== Entries provided ==
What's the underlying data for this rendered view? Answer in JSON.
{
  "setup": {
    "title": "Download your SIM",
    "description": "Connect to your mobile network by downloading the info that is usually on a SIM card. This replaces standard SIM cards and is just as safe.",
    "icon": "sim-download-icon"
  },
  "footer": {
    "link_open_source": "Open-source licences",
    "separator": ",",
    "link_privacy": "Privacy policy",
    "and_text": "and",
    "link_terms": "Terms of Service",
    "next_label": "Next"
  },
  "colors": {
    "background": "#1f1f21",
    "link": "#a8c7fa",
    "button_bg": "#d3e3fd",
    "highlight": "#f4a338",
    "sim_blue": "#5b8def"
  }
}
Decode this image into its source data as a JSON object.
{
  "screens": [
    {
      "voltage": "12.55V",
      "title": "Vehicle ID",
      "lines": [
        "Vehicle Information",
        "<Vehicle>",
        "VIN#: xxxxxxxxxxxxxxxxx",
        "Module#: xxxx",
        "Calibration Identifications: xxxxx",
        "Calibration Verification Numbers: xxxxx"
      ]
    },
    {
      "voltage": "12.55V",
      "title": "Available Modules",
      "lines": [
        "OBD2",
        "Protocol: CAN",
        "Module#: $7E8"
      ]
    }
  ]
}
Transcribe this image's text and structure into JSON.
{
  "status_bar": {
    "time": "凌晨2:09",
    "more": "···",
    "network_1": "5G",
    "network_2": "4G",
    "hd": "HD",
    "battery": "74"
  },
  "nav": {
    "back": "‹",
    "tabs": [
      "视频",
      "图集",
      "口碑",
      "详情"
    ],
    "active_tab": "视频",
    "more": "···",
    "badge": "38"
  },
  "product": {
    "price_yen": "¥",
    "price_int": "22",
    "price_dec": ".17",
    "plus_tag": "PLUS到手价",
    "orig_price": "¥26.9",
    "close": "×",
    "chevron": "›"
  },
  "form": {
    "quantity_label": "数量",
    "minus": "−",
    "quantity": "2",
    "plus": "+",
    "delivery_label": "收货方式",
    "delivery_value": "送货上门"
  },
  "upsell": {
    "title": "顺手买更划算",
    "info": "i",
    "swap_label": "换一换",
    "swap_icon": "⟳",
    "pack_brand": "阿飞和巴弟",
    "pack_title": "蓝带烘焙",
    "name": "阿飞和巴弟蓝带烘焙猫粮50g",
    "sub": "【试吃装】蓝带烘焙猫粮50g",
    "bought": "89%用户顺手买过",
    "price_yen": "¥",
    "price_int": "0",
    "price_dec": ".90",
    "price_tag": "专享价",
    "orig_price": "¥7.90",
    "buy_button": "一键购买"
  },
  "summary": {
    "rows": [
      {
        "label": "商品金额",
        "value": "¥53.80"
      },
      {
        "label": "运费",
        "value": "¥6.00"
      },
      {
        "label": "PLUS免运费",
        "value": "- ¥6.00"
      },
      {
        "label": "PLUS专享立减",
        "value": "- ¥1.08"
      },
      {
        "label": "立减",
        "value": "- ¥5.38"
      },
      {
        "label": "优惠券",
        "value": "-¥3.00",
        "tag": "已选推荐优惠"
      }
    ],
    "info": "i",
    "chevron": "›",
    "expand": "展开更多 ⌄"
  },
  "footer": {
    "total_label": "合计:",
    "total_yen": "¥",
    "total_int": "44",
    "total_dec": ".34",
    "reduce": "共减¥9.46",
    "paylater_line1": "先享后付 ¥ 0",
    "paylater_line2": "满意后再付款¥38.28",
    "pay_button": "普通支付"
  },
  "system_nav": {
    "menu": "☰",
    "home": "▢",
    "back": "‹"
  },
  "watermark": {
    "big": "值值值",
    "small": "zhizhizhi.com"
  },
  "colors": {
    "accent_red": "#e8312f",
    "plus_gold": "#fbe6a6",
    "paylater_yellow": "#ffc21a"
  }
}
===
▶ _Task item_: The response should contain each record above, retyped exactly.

▶ _Your response_:
What's the underlying data for this rendered view? Answer in JSON.
{
  "setup": {
    "title": "Download your SIM",
    "description": "Connect to your mobile network by downloading the info that is usually on a SIM card. This replaces standard SIM cards and is just as safe.",
    "icon": "sim-download-icon"
  },
  "footer": {
    "link_open_source": "Open-source licences",
    "separator": ",",
    "link_privacy": "Privacy policy",
    "and_text": "and",
    "link_terms": "Terms of Service",
    "next_label": "Next"
  },
  "colors": {
    "background": "#1f1f21",
    "link": "#a8c7fa",
    "button_bg": "#d3e3fd",
    "highlight": "#f4a338",
    "sim_blue": "#5b8def"
  }
}
Decode this image into its source data as a JSON object.
{
  "screens": [
    {
      "voltage": "12.55V",
      "title": "Vehicle ID",
      "lines": [
        "Vehicle Information",
        "<Vehicle>",
        "VIN#: xxxxxxxxxxxxxxxxx",
        "Module#: xxxx",
        "Calibration Identifications: xxxxx",
        "Calibration Verification Numbers: xxxxx"
      ]
    },
    {
      "voltage": "12.55V",
      "title": "Available Modules",
      "lines": [
        "OBD2",
        "Protocol: CAN",
        "Module#: $7E8"
      ]
    }
  ]
}
Transcribe this image's text and structure into JSON.
{
  "status_bar": {
    "time": "凌晨2:09",
    "more": "···",
    "network_1": "5G",
    "network_2": "4G",
    "hd": "HD",
    "battery": "74"
  },
  "nav": {
    "back": "‹",
    "tabs": [
      "视频",
      "图集",
      "口碑",
      "详情"
    ],
    "active_tab": "视频",
    "more": "···",
    "badge": "38"
  },
  "product": {
    "price_yen": "¥",
    "price_int": "22",
    "price_dec": ".17",
    "plus_tag": "PLUS到手价",
    "orig_price": "¥26.9",
    "close": "×",
    "chevron": "›"
  },
  "form": {
    "quantity_label": "数量",
    "minus": "−",
    "quantity": "2",
    "plus": "+",
    "delivery_label": "收货方式",
    "delivery_value": "送货上门"
  },
  "upsell": {
    "title": "顺手买更划算",
    "info": "i",
    "swap_label": "换一换",
    "swap_icon": "⟳",
    "pack_brand": "阿飞和巴弟",
    "pack_title": "蓝带烘焙",
    "name": "阿飞和巴弟蓝带烘焙猫粮50g",
    "sub": "【试吃装】蓝带烘焙猫粮50g",
    "bought": "89%用户顺手买过",
    "price_yen": "¥",
    "price_int": "0",
    "price_dec": ".90",
    "price_tag": "专享价",
    "orig_price": "¥7.90",
    "buy_button": "一键购买"
  },
  "summary": {
    "rows": [
      {
        "label": "商品金额",
        "value": "¥53.80"
      },
      {
        "label": "运费",
        "value": "¥6.00"
      },
      {
        "label": "PLUS免运费",
        "value": "- ¥6.00"
      },
      {
        "label": "PLUS专享立减",
        "value": "- ¥1.08"
      },
      {
        "label": "立减",
        "value": "- ¥5.38"
      },
      {
        "label": "优惠券",
        "value": "-¥3.00",
        "tag": "已选推荐优惠"
      }
    ],
    "info": "i",
    "chevron": "›",
    "expand": "展开更多 ⌄"
  },
  "footer": {
    "total_label": "合计:",
    "total_yen": "¥",
    "total_int": "44",
    "total_dec": ".34",
    "reduce": "共减¥9.46",
    "paylater_line1": "先享后付 ¥ 0",
    "paylater_line2": "满意后再付款¥38.28",
    "pay_button": "普通支付"
  },
  "system_nav": {
    "menu": "☰",
    "home": "▢",
    "back": "‹"
  },
  "watermark": {
    "big": "值值值",
    "small": "zhizhizhi.com"
  },
  "colors": {
    "accent_red": "#e8312f",
    "plus_gold": "#fbe6a6",
    "paylater_yellow": "#ffc21a"
  }
}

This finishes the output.